Franklin County Commissioner Dave Hinson is back in Missouri after nearly two weeks in the New Orleans area dealing with Hurricane Ida and its aftermath.

Hinson has worked in emergency medical services since 1988, having assisted on hurricanes, floods, wildfires and other disasters in the past. But with children and other obligations, he had not gone to work in a disaster situation in several years and was caught by surprise when he got the call Friday, Aug. 27, that he might be needed as Ida approached Louisiana.

“I said, if push comes to shove where you absolutely need someone, yes, I’ll go,” Hinson said as he awaited his return flight Friday, Sept. 10. 

Hinson got a call that Saturday afternoon, Aug. 28, saying someone would pick him up at 7 p.m. He would be needed.

“I had about an hour and a half to pack my stuff and head out,” he said. “I started to prepare myself whenever I first talked to them on Friday. I know how these go. They give you that little warning shot.”

Hinson was part of a Federal Emergency Management Agency (FEMA) response team. The group operated more than 200 ambulances through FEMA contractor American Medical Response Inc.

On Sunday, Aug. 29, the day Ida made landfall, Hinson set up sleeping quarters, showers, bathrooms and parking areas for the ambulances and personnel that were coming in. They rode the storm out in Gonzales, Louisiana, 57 miles northwest of New Orleans.

FEMA regulations prevented them from responding to the storm until around 8 a.m. Monday, Aug. 30, because sustained winds had to go below 40 mph.

Even leaving the building where the paramedics sheltered in place was tricky because fallen trees blocked one road while the other road was flooded.

After the storm, Hinson assisted in setting up a staging area in New Orleans and serving on a 911 response team. This was his first time working primarily 911 calls with FEMA. 

Like many impoverished communities, Hinson said many people in New Orleans were struggling before the storm.

“They’re on the brink of failure as it is,” Hinson said. “When you have a disaster like this come through, whether it is water, electric or a shutoff, and then you have flooding, it just throws their system into a spiral that’s already overloaded.”

In previous disasters, Hinson has worked evacuating patients from assisted living or nursing homes to places with electricity. 

Although each disaster response has its own challenges, responding to Hurricane Ida was made more difficult because of the ongoing pandemic.

Paramedics had to provide patients with oxygen and breathing treatments.
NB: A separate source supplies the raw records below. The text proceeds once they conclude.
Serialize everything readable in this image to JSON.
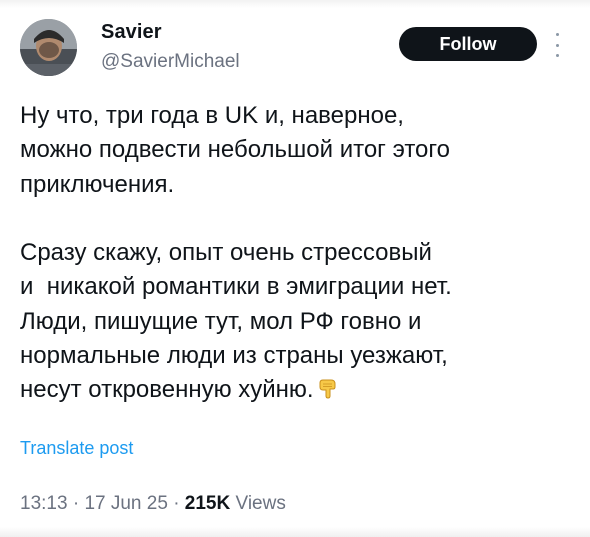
{
  "author": {
    "name": "Savier",
    "handle": "@SavierMichael"
  },
  "follow_button": {
    "label": "Follow"
  },
  "post": {
    "paragraph1": [
      "Ну что, три года в UK и, наверное,",
      "можно подвести небольшой итог этого",
      "приключения."
    ],
    "paragraph2": [
      "Сразу скажу, опыт очень стрессовый",
      "и  никакой романтики в эмиграции нет.",
      "Люди, пишущие тут, мол РФ говно и",
      "нормальные люди из страны уезжают,",
      "несут откровенную хуйню."
    ],
    "emoji": "pointing-down-hand-emoji"
  },
  "translate_link": "Translate post",
  "meta": {
    "time": "13:13",
    "separator": "·",
    "date": "17 Jun 25",
    "views_count": "215K",
    "views_label": "Views"
  },
  "colors": {
    "text": "#0f1419",
    "secondary": "#6b7280",
    "link": "#1d9bf0",
    "button_bg": "#0f1419",
    "button_text": "#ffffff"
  }
}
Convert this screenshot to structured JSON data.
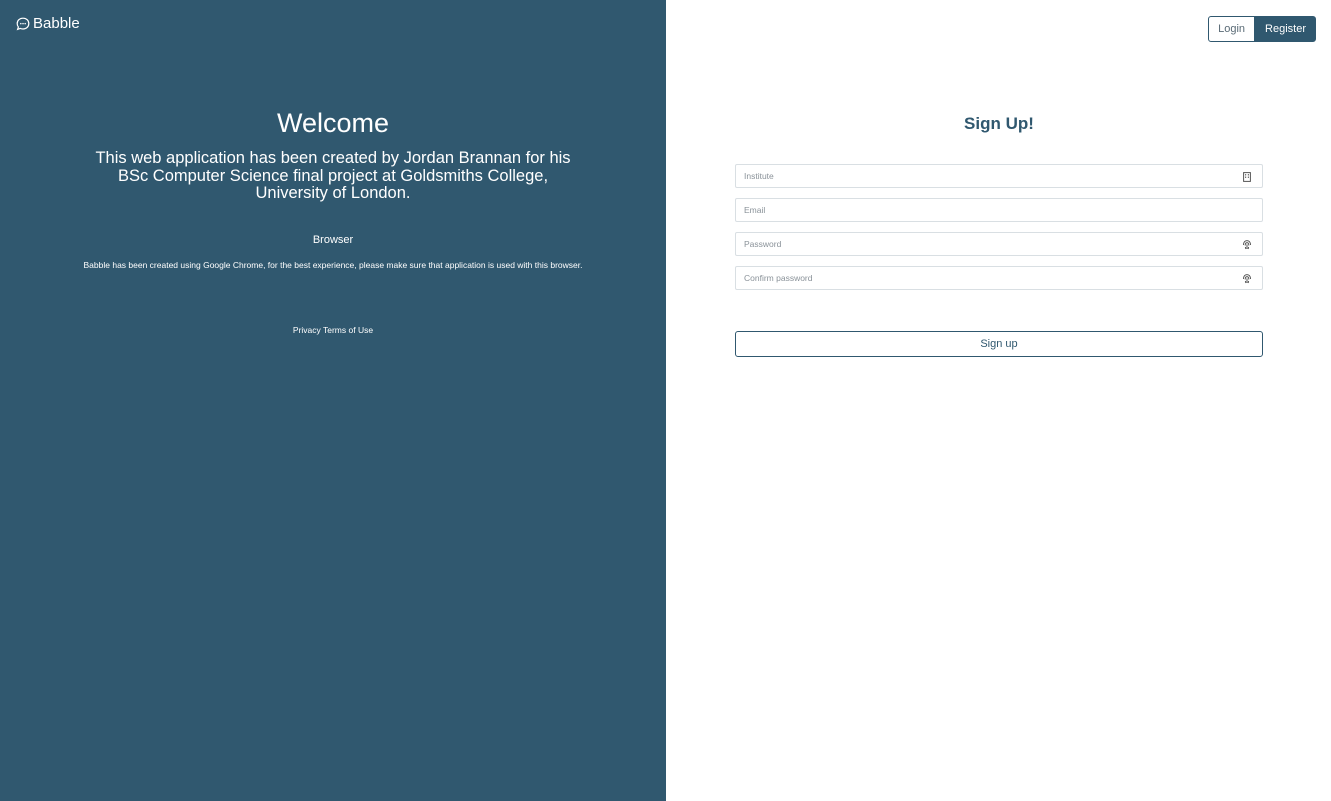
{
  "brand": {
    "name": "Babble",
    "icon": "chat-bubble-icon"
  },
  "nav": {
    "login_label": "Login",
    "register_label": "Register"
  },
  "left": {
    "title": "Welcome",
    "description": "This web application has been created by Jordan Brannan for his BSc Computer Science final project at Goldsmiths College, University of London.",
    "browser_heading": "Browser",
    "browser_text": "Babble has been created using Google Chrome, for the best experience, please make sure that application is used with this browser.",
    "footer": {
      "privacy": "Privacy",
      "terms": "Terms of Use"
    }
  },
  "form": {
    "title": "Sign Up!",
    "institute_placeholder": "Institute",
    "email_placeholder": "Email",
    "password_placeholder": "Password",
    "confirm_placeholder": "Confirm password",
    "submit_label": "Sign up"
  },
  "colors": {
    "primary": "#30586f",
    "input_border": "#d9dfe3",
    "placeholder": "#8a9299"
  }
}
Then they would transfer patients to hospitals that already were overwhelmed because of COVID-19, and patients who could only get medical care through the emergency room.

Once they got a patient to the hospital, Hinson said he waited an average of 45 minutes with the patient before they were seen by a nurse.

“We had one ambulance that had to wait three hours for one patient,” he said. 

Hinson said he helped people with heat exhaustion and people with respiratory issues who were having difficulty breathing. He also transported patients to hospitals who were dealing with mental health issues or stomach problems.

Hinson said responders also worked with patients who had COVID-19 or were recovering from it.

“As long as their oxygen saturations were fine, they just wanted reassurance that they were doing the right thing as far as fluids and ibuprofen and Tylenol and treating symptoms,” Hinson said. “Most of those people we did not transport to the hospital.”

The paramedics did deal with some very sick trauma patients, who hospitals kept beds open for, Hinson said. 

Hinson was the only person in his group from Franklin County but said some from the county served with Missouri Task Force 1, a FEMA search and rescue team based in Boone County.

Hurricane Ida killed at least 26 people in Louisiana and at least 50 more in states from Virginia to Massachusetts. It is estimated to have caused at least $50 billion in damages, according to The Associated Press.

Hinson was elected to the first of two terms as second district commissioner in 2016 after serving three terms in the Missouri House of Representatives.

Assisting in emergencies is Hinson’s primary calling, he said.

“Everybody that knows me from the area knows that I’ve been a paramedic and a firefighter all my career,” he said. “This politician stuff, I enjoy doing it and serving the people, but being a first responder is my first love.”